>>>>>
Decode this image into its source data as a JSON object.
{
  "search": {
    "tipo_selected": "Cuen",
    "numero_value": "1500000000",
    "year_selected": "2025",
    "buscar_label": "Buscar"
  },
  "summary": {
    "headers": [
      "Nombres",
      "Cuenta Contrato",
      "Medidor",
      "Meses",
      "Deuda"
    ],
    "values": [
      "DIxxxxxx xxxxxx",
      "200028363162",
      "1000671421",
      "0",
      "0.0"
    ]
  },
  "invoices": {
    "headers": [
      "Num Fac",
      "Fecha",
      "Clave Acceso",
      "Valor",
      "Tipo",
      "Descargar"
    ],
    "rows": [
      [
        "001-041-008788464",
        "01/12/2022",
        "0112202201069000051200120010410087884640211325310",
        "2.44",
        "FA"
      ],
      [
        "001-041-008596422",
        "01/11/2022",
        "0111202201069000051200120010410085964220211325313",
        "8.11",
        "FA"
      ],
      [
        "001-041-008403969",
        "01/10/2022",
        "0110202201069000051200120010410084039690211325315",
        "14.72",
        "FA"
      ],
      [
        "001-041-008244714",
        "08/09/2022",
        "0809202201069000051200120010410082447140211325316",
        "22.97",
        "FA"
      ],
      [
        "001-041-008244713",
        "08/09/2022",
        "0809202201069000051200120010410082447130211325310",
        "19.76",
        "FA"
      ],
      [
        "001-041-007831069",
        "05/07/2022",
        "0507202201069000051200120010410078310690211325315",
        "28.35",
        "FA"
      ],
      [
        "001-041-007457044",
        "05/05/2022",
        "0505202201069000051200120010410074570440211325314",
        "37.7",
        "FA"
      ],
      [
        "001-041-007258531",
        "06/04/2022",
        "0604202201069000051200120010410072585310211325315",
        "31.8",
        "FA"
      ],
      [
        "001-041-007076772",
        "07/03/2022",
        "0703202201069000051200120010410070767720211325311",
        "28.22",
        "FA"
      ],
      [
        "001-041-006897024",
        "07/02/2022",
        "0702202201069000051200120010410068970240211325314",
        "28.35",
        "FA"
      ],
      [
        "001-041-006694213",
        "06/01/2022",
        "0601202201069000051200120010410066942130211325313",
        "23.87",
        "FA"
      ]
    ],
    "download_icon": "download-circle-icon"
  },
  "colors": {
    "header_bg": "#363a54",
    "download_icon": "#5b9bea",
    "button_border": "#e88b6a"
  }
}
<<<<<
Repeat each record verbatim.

Task answer.
Decode this image into its source data as a JSON object.
{
  "search": {
    "tipo_selected": "Cuen",
    "numero_value": "1500000000",
    "year_selected": "2025",
    "buscar_label": "Buscar"
  },
  "summary": {
    "headers": [
      "Nombres",
      "Cuenta Contrato",
      "Medidor",
      "Meses",
      "Deuda"
    ],
    "values": [
      "DIxxxxxx xxxxxx",
      "200028363162",
      "1000671421",
      "0",
      "0.0"
    ]
  },
  "invoices": {
    "headers": [
      "Num Fac",
      "Fecha",
      "Clave Acceso",
      "Valor",
      "Tipo",
      "Descargar"
    ],
    "rows": [
      [
        "001-041-008788464",
        "01/12/2022",
        "0112202201069000051200120010410087884640211325310",
        "2.44",
        "FA"
      ],
      [
        "001-041-008596422",
        "01/11/2022",
        "0111202201069000051200120010410085964220211325313",
        "8.11",
        "FA"
      ],
      [
        "001-041-008403969",
        "01/10/2022",
        "0110202201069000051200120010410084039690211325315",
        "14.72",
        "FA"
      ],
      [
        "001-041-008244714",
        "08/09/2022",
        "0809202201069000051200120010410082447140211325316",
        "22.97",
        "FA"
      ],
      [
        "001-041-008244713",
        "08/09/2022",
        "0809202201069000051200120010410082447130211325310",
        "19.76",
        "FA"
      ],
      [
        "001-041-007831069",
        "05/07/2022",
        "0507202201069000051200120010410078310690211325315",
        "28.35",
        "FA"
      ],
      [
        "001-041-007457044",
        "05/05/2022",
        "0505202201069000051200120010410074570440211325314",
        "37.7",
        "FA"
      ],
      [
        "001-041-007258531",
        "06/04/2022",
        "0604202201069000051200120010410072585310211325315",
        "31.8",
        "FA"
      ],
      [
        "001-041-007076772",
        "07/03/2022",
        "0703202201069000051200120010410070767720211325311",
        "28.22",
        "FA"
      ],
      [
        "001-041-006897024",
        "07/02/2022",
        "0702202201069000051200120010410068970240211325314",
        "28.35",
        "FA"
      ],
      [
        "001-041-006694213",
        "06/01/2022",
        "0601202201069000051200120010410066942130211325313",
        "23.87",
        "FA"
      ]
    ],
    "download_icon": "download-circle-icon"
  },
  "colors": {
    "header_bg": "#363a54",
    "download_icon": "#5b9bea",
    "button_border": "#e88b6a"
  }
}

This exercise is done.